Data records:
○ ○ ○

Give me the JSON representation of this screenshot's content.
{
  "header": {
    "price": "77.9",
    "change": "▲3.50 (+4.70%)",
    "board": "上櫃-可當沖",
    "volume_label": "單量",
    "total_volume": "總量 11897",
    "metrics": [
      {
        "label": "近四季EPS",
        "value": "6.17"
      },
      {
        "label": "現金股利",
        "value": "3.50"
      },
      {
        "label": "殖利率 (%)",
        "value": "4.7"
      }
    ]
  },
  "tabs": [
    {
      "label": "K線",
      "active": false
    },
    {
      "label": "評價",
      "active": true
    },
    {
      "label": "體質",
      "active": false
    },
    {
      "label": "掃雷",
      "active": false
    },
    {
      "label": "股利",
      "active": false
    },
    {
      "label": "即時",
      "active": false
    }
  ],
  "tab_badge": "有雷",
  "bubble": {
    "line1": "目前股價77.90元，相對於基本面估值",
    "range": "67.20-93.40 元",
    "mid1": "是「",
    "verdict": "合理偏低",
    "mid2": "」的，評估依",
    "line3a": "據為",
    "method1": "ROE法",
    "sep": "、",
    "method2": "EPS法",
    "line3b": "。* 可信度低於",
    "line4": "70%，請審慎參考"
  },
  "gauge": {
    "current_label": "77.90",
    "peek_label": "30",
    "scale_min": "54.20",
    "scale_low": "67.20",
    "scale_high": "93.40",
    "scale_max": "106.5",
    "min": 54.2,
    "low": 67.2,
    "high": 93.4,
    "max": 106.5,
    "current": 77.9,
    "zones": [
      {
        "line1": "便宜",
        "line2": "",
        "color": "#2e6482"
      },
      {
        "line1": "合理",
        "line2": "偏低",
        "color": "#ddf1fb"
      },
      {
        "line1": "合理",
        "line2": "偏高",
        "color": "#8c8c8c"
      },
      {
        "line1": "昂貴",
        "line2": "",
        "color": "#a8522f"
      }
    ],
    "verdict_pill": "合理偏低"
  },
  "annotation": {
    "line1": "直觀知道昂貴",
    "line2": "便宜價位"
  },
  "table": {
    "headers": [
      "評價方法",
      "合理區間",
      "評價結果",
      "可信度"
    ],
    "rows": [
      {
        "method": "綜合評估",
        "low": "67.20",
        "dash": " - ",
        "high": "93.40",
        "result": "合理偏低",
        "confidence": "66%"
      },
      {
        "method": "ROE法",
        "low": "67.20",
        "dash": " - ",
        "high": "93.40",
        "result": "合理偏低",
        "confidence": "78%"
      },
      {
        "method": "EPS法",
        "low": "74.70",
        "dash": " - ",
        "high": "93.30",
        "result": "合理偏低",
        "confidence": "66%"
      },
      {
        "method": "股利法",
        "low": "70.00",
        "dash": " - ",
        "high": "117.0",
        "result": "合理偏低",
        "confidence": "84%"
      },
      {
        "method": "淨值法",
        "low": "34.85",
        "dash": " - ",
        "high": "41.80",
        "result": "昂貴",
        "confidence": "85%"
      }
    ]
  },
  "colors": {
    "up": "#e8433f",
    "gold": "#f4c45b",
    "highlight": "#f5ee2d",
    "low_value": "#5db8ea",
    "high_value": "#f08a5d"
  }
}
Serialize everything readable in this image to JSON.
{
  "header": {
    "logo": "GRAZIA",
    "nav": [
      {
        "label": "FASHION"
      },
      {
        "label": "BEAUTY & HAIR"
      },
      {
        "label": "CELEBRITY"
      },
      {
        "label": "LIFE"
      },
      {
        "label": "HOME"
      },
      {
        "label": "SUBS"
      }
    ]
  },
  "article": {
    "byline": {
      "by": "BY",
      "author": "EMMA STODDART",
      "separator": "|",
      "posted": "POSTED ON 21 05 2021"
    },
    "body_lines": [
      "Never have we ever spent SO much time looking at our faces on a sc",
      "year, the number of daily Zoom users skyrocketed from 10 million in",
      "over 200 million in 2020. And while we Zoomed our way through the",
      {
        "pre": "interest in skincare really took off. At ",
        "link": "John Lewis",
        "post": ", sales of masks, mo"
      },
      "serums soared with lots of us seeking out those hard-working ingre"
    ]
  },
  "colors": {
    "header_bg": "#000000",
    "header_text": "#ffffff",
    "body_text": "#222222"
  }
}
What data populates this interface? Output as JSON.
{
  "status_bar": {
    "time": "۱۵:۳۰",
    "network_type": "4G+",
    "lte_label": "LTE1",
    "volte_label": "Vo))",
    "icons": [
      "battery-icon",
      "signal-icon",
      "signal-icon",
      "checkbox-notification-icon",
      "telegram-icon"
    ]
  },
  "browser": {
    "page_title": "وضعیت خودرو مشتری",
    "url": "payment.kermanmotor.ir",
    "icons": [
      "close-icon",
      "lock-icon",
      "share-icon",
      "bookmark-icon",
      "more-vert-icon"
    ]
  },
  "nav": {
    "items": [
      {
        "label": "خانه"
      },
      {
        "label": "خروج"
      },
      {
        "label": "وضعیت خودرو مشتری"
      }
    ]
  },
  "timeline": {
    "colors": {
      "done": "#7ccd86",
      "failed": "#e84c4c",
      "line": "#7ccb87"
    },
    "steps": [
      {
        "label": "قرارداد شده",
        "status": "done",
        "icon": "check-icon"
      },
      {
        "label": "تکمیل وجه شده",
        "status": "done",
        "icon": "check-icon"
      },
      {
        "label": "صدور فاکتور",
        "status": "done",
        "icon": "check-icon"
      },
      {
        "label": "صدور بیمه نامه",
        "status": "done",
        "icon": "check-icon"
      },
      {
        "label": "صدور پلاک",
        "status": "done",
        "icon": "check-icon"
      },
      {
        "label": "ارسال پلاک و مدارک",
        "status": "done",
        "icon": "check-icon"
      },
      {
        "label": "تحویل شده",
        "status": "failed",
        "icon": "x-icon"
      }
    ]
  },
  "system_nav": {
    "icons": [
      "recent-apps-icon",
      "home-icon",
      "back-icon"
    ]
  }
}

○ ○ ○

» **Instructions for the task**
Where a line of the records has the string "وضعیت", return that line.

» **Answer**
    "page_title": "وضعیت خودرو مشتری",
        "label": "وضعیت خودرو مشتری"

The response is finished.